Computers cannot tolerate reversed polarity so they have diodes added between the twelve volt supply and the ground wires. Diodes are one-way valves for electrical current flow. They are in the circuit backward so they do not do anything, until the battery cables or jumper cables are reversed. That places the diodes in the circuit "forward biased". They act like a dead short, causing the fuses to blow, thereby protecting the rest of the circuitry. The fuses often do not blow fast enough to avoid damage occurring to a computer.
The place to start is by replacing all the blown fuses. While it is possible for a relay to be damaged, it is not common. They also have diodes across the relays' coils, but for a different purpose. In this application they are also backward, to dampen the voltage spikes all relays develop when they are turned off. If the polarity across the coil is reversed, the relay itself would still work just fine, but it is those spike suppression diodes that would appear as a dead short. First of all, the voltage would have to be applied to the coil, and it would have to be reversed, to do possible damage. Second, almost all of the relays are turned on by computers, and those will not be operating with reversed voltage.
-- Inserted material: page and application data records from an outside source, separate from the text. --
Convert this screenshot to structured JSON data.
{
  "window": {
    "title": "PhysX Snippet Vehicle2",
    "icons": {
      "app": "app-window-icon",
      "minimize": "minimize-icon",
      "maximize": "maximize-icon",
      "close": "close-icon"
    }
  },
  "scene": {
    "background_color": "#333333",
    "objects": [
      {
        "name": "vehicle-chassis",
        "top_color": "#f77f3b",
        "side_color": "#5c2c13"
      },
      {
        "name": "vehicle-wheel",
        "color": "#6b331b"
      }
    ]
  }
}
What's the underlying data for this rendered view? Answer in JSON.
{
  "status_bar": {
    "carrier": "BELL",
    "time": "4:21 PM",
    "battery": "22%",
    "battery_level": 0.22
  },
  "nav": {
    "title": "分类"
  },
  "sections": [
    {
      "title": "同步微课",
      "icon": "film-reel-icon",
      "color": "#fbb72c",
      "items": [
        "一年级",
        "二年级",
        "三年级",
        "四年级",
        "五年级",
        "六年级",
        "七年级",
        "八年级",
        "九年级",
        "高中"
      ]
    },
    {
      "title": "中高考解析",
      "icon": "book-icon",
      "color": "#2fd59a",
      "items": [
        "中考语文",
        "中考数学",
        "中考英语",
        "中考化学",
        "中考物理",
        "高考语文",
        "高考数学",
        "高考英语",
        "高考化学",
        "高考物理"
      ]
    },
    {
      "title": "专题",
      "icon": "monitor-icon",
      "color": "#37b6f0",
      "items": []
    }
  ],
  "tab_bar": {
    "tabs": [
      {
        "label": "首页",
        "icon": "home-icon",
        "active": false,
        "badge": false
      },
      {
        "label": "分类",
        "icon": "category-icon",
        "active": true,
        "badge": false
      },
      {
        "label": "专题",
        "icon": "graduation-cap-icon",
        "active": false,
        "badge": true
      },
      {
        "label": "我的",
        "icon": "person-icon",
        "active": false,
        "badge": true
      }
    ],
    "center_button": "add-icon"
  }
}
Do not even think about a bad relay until further testing suggests otherwise.
See what works and what does not work once the fuses are handled.
Thursday, March 2nd, 2017 AT 4:34 PM